Assignment: Whenever a line contains "Solutions", include it in the count; reply with the number of such lines in the data and nothing else.

Data about app and page elements

========================================

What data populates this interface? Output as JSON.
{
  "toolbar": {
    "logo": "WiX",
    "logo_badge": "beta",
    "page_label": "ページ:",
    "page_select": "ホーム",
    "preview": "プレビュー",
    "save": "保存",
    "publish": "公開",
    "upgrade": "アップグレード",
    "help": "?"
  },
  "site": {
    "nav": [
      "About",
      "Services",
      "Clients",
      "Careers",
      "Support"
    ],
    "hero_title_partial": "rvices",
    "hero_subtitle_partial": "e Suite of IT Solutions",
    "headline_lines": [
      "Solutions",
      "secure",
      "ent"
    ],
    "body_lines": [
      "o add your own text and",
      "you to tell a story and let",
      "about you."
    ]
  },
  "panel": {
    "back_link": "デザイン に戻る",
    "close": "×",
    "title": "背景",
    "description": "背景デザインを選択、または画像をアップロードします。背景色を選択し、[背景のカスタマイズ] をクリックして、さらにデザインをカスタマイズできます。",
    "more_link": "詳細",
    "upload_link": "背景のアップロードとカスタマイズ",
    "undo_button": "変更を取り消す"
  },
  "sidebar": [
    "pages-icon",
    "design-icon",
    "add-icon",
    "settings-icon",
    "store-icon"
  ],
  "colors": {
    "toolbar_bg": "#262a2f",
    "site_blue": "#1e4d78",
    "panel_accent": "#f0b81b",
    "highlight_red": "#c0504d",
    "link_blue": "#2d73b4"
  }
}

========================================

Exercise answer: 2